By Jennifer Clark at February 19 2020 06:55:37
Don't send your proposal out before you proofread all the pages. Remember that spell check cannot catch words that are correctly spelled but misused. It's always a good idea to enlist someone who doesn't know your work to do a final proofing pass, because all writers miss errors in their own work. Finally, save your proposal and then deliver it to your potential client or funder. The best delivery method will depend on your relationship with the recipient. It's common to email a PDF file to a client, but you may want to make a personal effort and hand deliver a printed proposal to show you're willing to go that extra mile.
If you're in the business of sports, the odds are that you are perpetually seeking new clients. In days past, you could get by with a phone book listing, maybe a newspaper ad, and word_of_mouth recommendations. Those days are long gone. These days, the competition is fierce. Whether you are opening a new franchise, recommending an employee health program, starting a youth sports program, or engaged in adventure tourism, you need to know how to write a proposal to pitch your idea or services.
You're probably more into action than writing. Never written a proposal before? Don't worry. Crafting a business proposal might seem like a formidable task, but it doesn't have to be. Resources right in front of you can show you how to introduce yourself, highlight your services or project, outline your costs, and help your clients understand you are the person who will make it happen. Here's the key: you don't have to start from scratch, staring a blank page on your computer. You'll find it more efficient to begin with pre_written topics and similar sample proposals to help you write your own winning proposal as quickly as possible.
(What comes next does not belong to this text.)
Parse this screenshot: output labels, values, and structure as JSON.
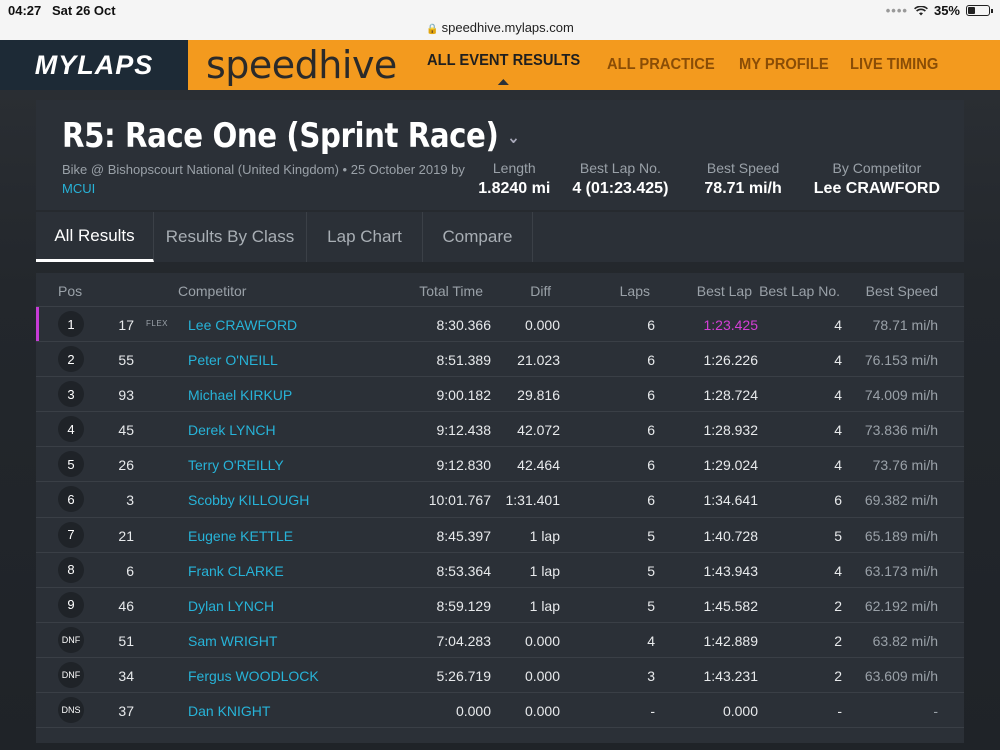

Thinking of sending out a one_size_fits_all cover letter, along with a list of services and associated prices? That's a mistake commonly made by inexperienced proposal writers. Don't do it. A proposal is not a brochure. A proposal is a document intended to persuade someone to give you their business or funds. To be successful, you must gain their trust and make them understand that you can deliver the services to those who need them. A price list cannot substitute for a real proposal.